While regularly backing up data is the most effective method of preventing permanent data loss of almost any kind, computer users should be aware of the basic signs of data loss. By shutting down a hard drive or other storage device as soon as possible when real hard disk problems are detected, you can significantly improve your chances of a successful data recovery while also shortening the turnaround time for your case. Hard drive failure can be a nightmare if not detected immediately.
Most data loss symptoms are extremely subtle, and computer users frequently overlook potentially dangerous signs of data loss because they lack the kind of obviousness that would normally alert someone to a mechanical drive issue. Listed below are some of the most common early signs of hardware failure:
Noises that are out of the ordinary – When a hard drive makes loud clicking or whirring sound, the majority of computer users realize that there are some hard drive issues at hand. Some disk noises, on the other hand, are surprisingly subtle.
When your computer first boots, pay close attention to what it is saying. If the drive sounds like it is “resetting,” it is possible that the read/write heads are malfunctioning or are misaligned. Because the frequency of the clicking and the overall performance of the computer are both important factors, almost any clicking sounds can be dangerous for your drive. Make sure to pay attention to your computer’s sounds, paying particular attention to any noises that the machine makes when performing time-consuming tasks.
Dramatically Longer File Access Times – File access speeds can be significantly slowed for a variety of reasons, but any significant slowdown could indicate corruption or read/write issues with the hard drive.
As soon as you notice that your computer is taking a long time to open certain files, make a backup of any critical data that you may have missed in a previous backup. In fact, try to backup anything that is critical and has been worked on recently – that data has the tendency (often by Murphy’s law) to disappear first in a hard drive crash. Prior to making a backup of your files, do not run any disk utilities such as ScanDisk or ChkDsk, despite the fact that you might assume it is a good idea. If there is a non-logical (hardware-based) hard disk problem, the use of these utilities may make the situation worse.
Startup or Boot Errors – You may be experiencing problems with your master boot record (MBR) or other logical issues if your computer does not start consistently, or frequently shows errors during the boot cycle. These issues may eventually prevent you from being able to access your data in the normal manner. Your computer may even be experiencing electrical problems, which can cause your hard drive and other components of your PC to become inoperable, especially in the case of shorting.
Any errors that occur during the startup process should almost always be taken seriously. Make a note of any error messages and write down any error codes that appear. Again, do not use the affected computer to research the errors. Instead, use your phone or a different system. If you are in need of data recovery, this specific error information can be extremely beneficial.

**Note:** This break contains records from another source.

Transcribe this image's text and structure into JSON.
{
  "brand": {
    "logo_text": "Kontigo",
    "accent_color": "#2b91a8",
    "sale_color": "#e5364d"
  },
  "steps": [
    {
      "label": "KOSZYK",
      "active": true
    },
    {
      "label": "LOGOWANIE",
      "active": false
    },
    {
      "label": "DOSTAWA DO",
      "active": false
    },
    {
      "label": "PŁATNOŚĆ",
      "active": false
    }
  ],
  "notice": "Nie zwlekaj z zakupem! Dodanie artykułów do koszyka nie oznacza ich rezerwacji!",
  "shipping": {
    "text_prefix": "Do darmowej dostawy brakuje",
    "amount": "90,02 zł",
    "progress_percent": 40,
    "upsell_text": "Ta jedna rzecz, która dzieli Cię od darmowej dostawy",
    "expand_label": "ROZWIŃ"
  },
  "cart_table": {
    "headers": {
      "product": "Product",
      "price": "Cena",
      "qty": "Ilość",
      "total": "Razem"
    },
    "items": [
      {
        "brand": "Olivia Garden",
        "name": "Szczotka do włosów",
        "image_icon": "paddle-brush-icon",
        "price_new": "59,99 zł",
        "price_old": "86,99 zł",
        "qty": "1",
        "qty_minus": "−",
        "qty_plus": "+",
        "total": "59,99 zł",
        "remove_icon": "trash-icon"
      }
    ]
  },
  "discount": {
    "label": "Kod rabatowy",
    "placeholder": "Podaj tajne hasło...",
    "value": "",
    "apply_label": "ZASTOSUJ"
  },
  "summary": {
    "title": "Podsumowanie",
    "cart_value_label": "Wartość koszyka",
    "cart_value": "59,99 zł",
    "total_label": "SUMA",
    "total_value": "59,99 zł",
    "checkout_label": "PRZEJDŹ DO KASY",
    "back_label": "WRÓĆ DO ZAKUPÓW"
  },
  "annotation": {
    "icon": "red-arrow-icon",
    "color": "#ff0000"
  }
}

If your computer is unable to boot properly, you may be able to connect the hard drive to another computer and copy your data from that machine. There are a wide variety of hard drive docking systems that will enable this. However, you should not attempt this if you are not familiar with removing computer components or if you notice unusual noises, smells, or other signs of physical or electronic failure while removing computer components. Basically, if you’re a really non-technical person, this is not a good time for a crash course in data recovery!
Blue Screen, Program Hanging And Freezes – Desktop and laptop computers can fail without warning, and while some overall system crashes are caused by hardware configuration issues and software conflicts, others are caused by problems with the hard drive.
All hangs and crashes are dangerous because they have the potential to corrupt data. A specific file will be attempted to be accessed, read, and written to by your computer, and then your computer will shut down unexpectedly; this can result in unresolved changes that render your images, documents, databases, and other files unreadable. It is especially common to encounter data corruption when working with large files, such as email archives, and it is important to be aware of the risks.
If your computer hangs or crashes on a regular basis, make a backup of your data once more. Examine your backups and think about implementing automatic backup software. Find out what is causing your computer to crash and fix the problem as soon as possible to keep the system running smoothly.
If your hard drive, flash drive, server, or other device begins to show signs of data loss, shut it down immediately and disconnect all connected devices. If you have a backup device, you should use it instead of the original. If you do not have a backup, contact a qualified data recovery company as soon as possible to discuss your options and to schedule a media evaluation of your hard drive or other media.